Pat then threw the ball out to Gordon Smith on the wing and Smith then went down the wing beating two players, before looking up to see there was no one there, as the forwards were still patting Pat on the back. Smith then brought the ball back to the halfway line still beating men until the forwards could get back up field, which Pat describes as ‘an amazing sight and something only Gordon Smith could have done like that.’
Dundee scored a crucial second minutes later and when news filtered through that The Dons had held on to beat Rangers at Pittodrie, Dundee were now in pole position, needing a victory in their final game at Muirton to win the League.
At the time Pat didn't realise the significance of the penalty save until Gordon Smith spoke to him after the game. Gordon told Pat ‘You realise that if we win the League on Saturday you will be famous in Dundee forever.’ He was correct as no matter what Pat did before or after he was always remembered for that penalty save in Dundee, without which the League Flag might not have come to Dens.
Pat was unlucky to only make two more appearances for Dundee after winning the League and so just two years later left Dens to join his boyhood team St. Mirren where he made forty-eight appearances before moving to Yorkshire in 1966.
Pat first played for Bradford Park Avenue for a season before moving to Bradford City where he made 147 appearances between 1967 and 1972. Pat's popularity at Valley Parade was in evidence years after he finished playing where he worked as a host in the pre match hospitality, a role he now fulfils at Dens.
Pat stayed in Yorkshire until 1978 when he moved back to Blairgowrie but in the move back north he unfortunately lost his Championship medal. Thankfully in 2005 the medal appeared in an auction house in Yorkshire and after contacting the police, Pat was reunited with his prize possession.
Fellow Championship team member Bobby Wishart remembers Pat as a great character and great to have around the dressing room and that he fancied himself as a bit of a crooner. This was backed up at the Dundee FC Fortieth Anniversary Championship Dinner in 2002 at the Hilton Hotel, when Pat grabbed the microphone and led the assembled Dees in a chorus of, ‘Hail, Hail, The Dees are Here.’ Legends are made of such stuff!

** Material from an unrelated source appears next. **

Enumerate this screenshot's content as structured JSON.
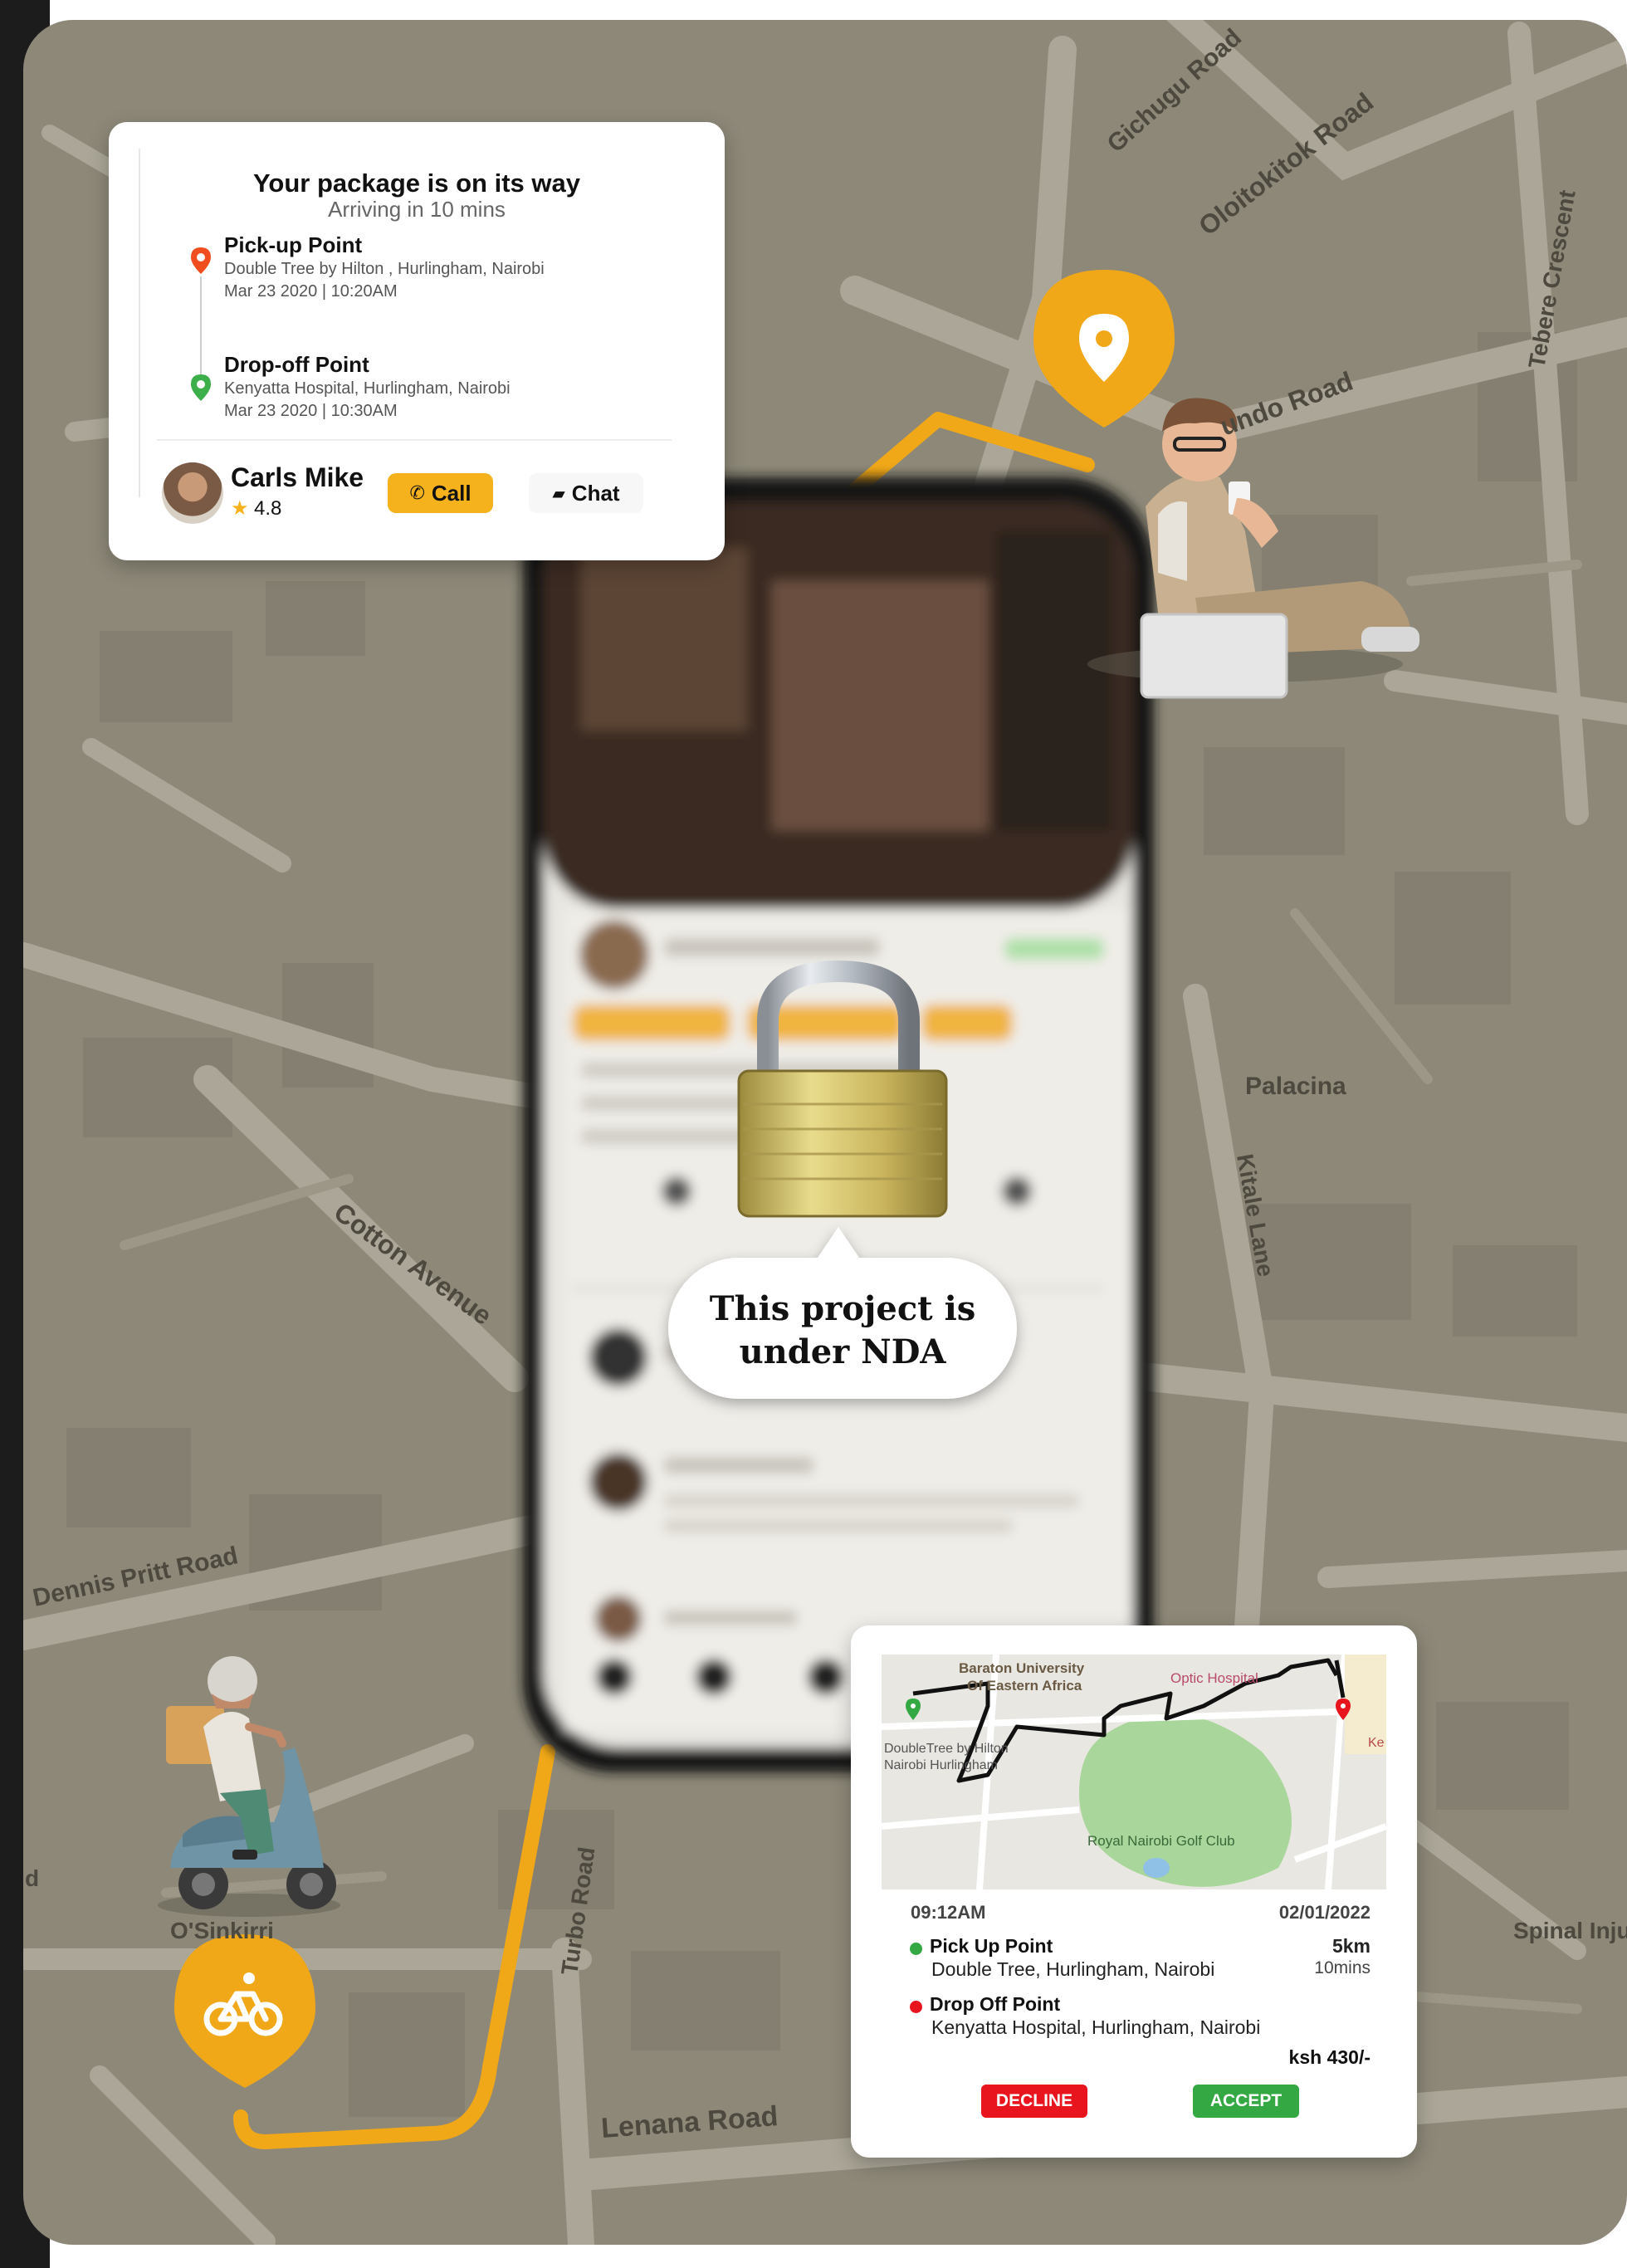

A popular figure on a matchday at Dens, Pat can always be seen chatting to fans outside the Club shop or in the hospitality on a Saturday and he watches Dundee both home and away each week. In April 2011, Pat was inducted in the Dundee FC Hall of Fame and just four months later, he was appointed as Honorary Club President, a role he fulfils with distinction.

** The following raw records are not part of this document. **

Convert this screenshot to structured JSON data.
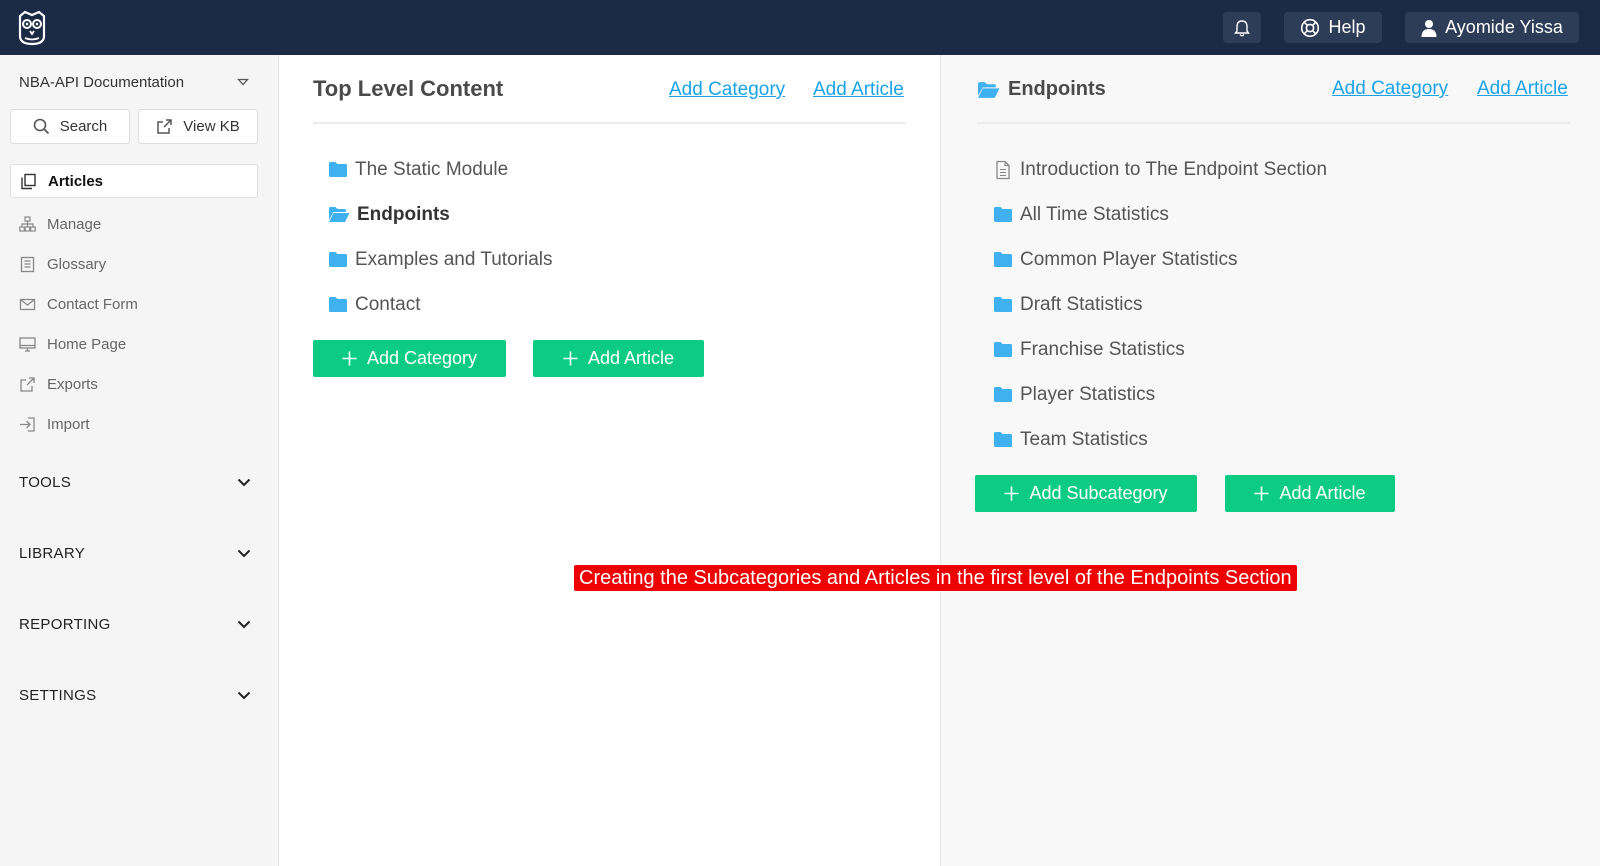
{
  "header": {
    "help_label": "Help",
    "user_name": "Ayomide Yissa"
  },
  "sidebar": {
    "kb_name": "NBA-API Documentation",
    "search_label": "Search",
    "viewkb_label": "View KB",
    "nav": [
      {
        "label": "Articles",
        "icon": "articles-icon"
      },
      {
        "label": "Manage",
        "icon": "sitemap-icon"
      },
      {
        "label": "Glossary",
        "icon": "book-icon"
      },
      {
        "label": "Contact Form",
        "icon": "envelope-icon"
      },
      {
        "label": "Home Page",
        "icon": "monitor-icon"
      },
      {
        "label": "Exports",
        "icon": "export-icon"
      },
      {
        "label": "Import",
        "icon": "import-icon"
      }
    ],
    "sections": [
      "TOOLS",
      "LIBRARY",
      "REPORTING",
      "SETTINGS"
    ]
  },
  "left_panel": {
    "title": "Top Level Content",
    "add_category_link": "Add Category",
    "add_article_link": "Add Article",
    "items": [
      {
        "label": "The Static Module",
        "type": "folder"
      },
      {
        "label": "Endpoints",
        "type": "folder-open"
      },
      {
        "label": "Examples and Tutorials",
        "type": "folder"
      },
      {
        "label": "Contact",
        "type": "folder"
      }
    ],
    "add_category_button": "Add Category",
    "add_article_button": "Add Article"
  },
  "right_panel": {
    "title": "Endpoints",
    "add_category_link": "Add Category",
    "add_article_link": "Add Article",
    "items": [
      {
        "label": "Introduction to The Endpoint Section",
        "type": "document"
      },
      {
        "label": "All Time Statistics",
        "type": "folder"
      },
      {
        "label": "Common Player Statistics",
        "type": "folder"
      },
      {
        "label": "Draft Statistics",
        "type": "folder"
      },
      {
        "label": "Franchise Statistics",
        "type": "folder"
      },
      {
        "label": "Player Statistics",
        "type": "folder"
      },
      {
        "label": "Team Statistics",
        "type": "folder"
      }
    ],
    "add_subcategory_button": "Add Subcategory",
    "add_article_button": "Add Article"
  },
  "caption": "Creating the Subcategories and Articles in the first level of the Endpoints Section",
  "colors": {
    "topbar": "#1b2a45",
    "accent_green": "#0ccc83",
    "link_blue": "#1aa3e8",
    "folder_blue": "#3fb1f0",
    "caption_red": "#ee0000"
  }
}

Honours at Dundee:
Dundee FC Hall of Fame: Legends Award 2011
Scottish Cup: 3
League Cup: 16